Edited: April 18, 2019, 1:09 PM · Ruth, thanks for that info. That's definitely a student violin, and on the relatively inexpensive side of student violins. You can think of student violins -- really another name for factory and workshop-made instruments -- as being in the following rough tiers: the sub-$300 VSO, an entry-level outfit at about $700, a reasonably decent outfit and common rental level at about $1200, and higher-end workshop violins in the $2000 - $4,500 range. (Starting at about the $4k level, there are individually-made violins, with a kind of gray zone of apprentice-made and unidentifiable-individual-maker violins and the like until about the $10k mark, which is a clearer demarcation point for professional instruments.)

There's a trend towards inexpensive student violins -- certainly in that $1,200 range that you're talking about -- being bright and loud and ring-y under the ear, because many students like to hear that kind of sound.
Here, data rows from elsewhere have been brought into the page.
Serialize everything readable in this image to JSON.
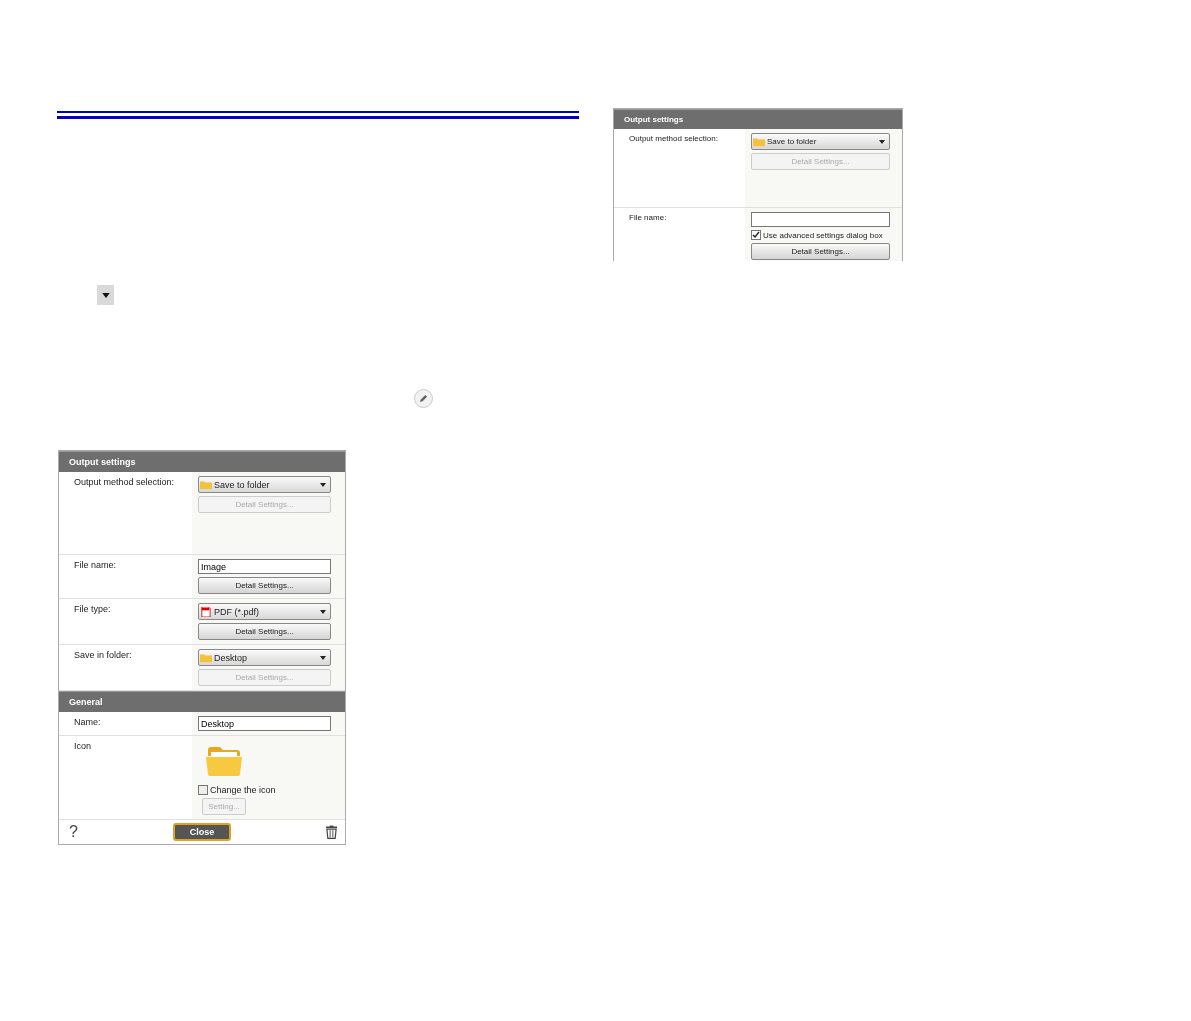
{
  "main_dialog": {
    "sections": [
      {
        "title": "Output settings",
        "rows": [
          {
            "label": "Output method selection:",
            "controls": [
              {
                "kind": "folder_dropdown",
                "value": "Save to folder"
              },
              {
                "kind": "button",
                "label": "Detail Settings...",
                "disabled": true
              }
            ]
          },
          {
            "label": "File name:",
            "controls": [
              {
                "kind": "textfield",
                "value": "Image"
              },
              {
                "kind": "button",
                "label": "Detail Settings...",
                "disabled": false
              }
            ]
          },
          {
            "label": "File type:",
            "controls": [
              {
                "kind": "document_dropdown",
                "value": "PDF (*.pdf)"
              },
              {
                "kind": "button",
                "label": "Detail Settings...",
                "disabled": false
              }
            ]
          },
          {
            "label": "Save in folder:",
            "controls": [
              {
                "kind": "folder_dropdown",
                "value": "Desktop"
              },
              {
                "kind": "button",
                "label": "Detail Settings...",
                "disabled": true
              }
            ]
          }
        ]
      },
      {
        "title": "General",
        "rows": [
          {
            "label": "Name:",
            "controls": [
              {
                "kind": "textfield",
                "value": "Desktop"
              }
            ]
          },
          {
            "label": "Icon",
            "controls": [
              {
                "kind": "large_icon"
              },
              {
                "kind": "checkbox",
                "label": "Change the icon",
                "checked": false
              },
              {
                "kind": "small_button",
                "label": "Setting...",
                "disabled": true
              }
            ]
          }
        ]
      }
    ],
    "footer": {
      "help": "?",
      "close": "Close"
    }
  },
  "detail_dialog": {
    "sections": [
      {
        "title": "Output settings",
        "rows": [
          {
            "label": "Output method selection:",
            "controls": [
              {
                "kind": "folder_dropdown",
                "value": "Save to folder"
              },
              {
                "kind": "button",
                "label": "Detail Settings...",
                "disabled": true
              }
            ]
          },
          {
            "label": "File name:",
            "controls": [
              {
                "kind": "textfield"
              },
              {
                "kind": "checkbox",
                "label": "Use advanced settings dialog box",
                "checked": true
              },
              {
                "kind": "button",
                "label": "Detail Settings...",
                "disabled": false
              }
            ]
          }
        ]
      }
    ]
  }
}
Contemporary workshop violins, especially Chinese ones, especially tend to be intentionally made that way. (The Otto Benjamin is a Chinese workshop violin.)

Given what you have, I take back what I said about trying Violinos in your case. The Violinos were designed for violins like this. They are precisely the sort of string that can help with the sound of a student violin in this price range, and I'd strongly suggest that they be your next string to try.

You can have a luthier move the soundpost to deliberately cut down the volume that is produced. A soundpost move can also change the balance of the strings -- for instance, to dampen the E string. Furthermore, the type of E string used can also significantly affect the overtones produced by the other strings, and you may consider experimenting with different E strings to see if there's one that dampens the instrument overall without unpleasantly affecting its response characteristics.

Much of this will be the innate character of the violin, though. You could consider a lateral trade to another violin in the same price range, if your local luthier allows trade-ins; you might find a darker and more mellow early-20th century German workshop violin to have a sound more to your taste, for instance.

Also, on the subject of a bow: A $1,200 outfit rarely has a high-quality bow, so a switch in bow will affect sound. If you are currently using a fiberglass or carbon-fiber bow, that will have a *huge* impact on the sound. Those materials can have a harsh, too-many-high-frequencies on many violins, although this is individual to the particular violin and particular bow. A switch to a wood (pernambucco) bow would have a high probability of smoothing out the sound, in that case.

Facebook Twitter YouTube Instagram Email

Violinist.com is made possible by...

Shar Music
Shar Music

Yamaha Violin Finder
Yamaha Violin Finder

Pirastro Strings
Pirastro Strings

Corilon Violins
Corilon Violins

Dimitri Musafia, Master Maker of Violin and Viola Cases
Dimitri Musafia, Master Maker of Violin and Viola Cases

Kestenbaum & Company Auctioneers
Kestenbaum & Company Auctioneers

Brian Lisus Violins
Brian Lisus Violins

Bay Fine Strings Violin Shop



Nazareth Gevorkian Violins

Potter Violins

Pro-Am Strings

Violin Lab

Wangbow Violin Bow Workshop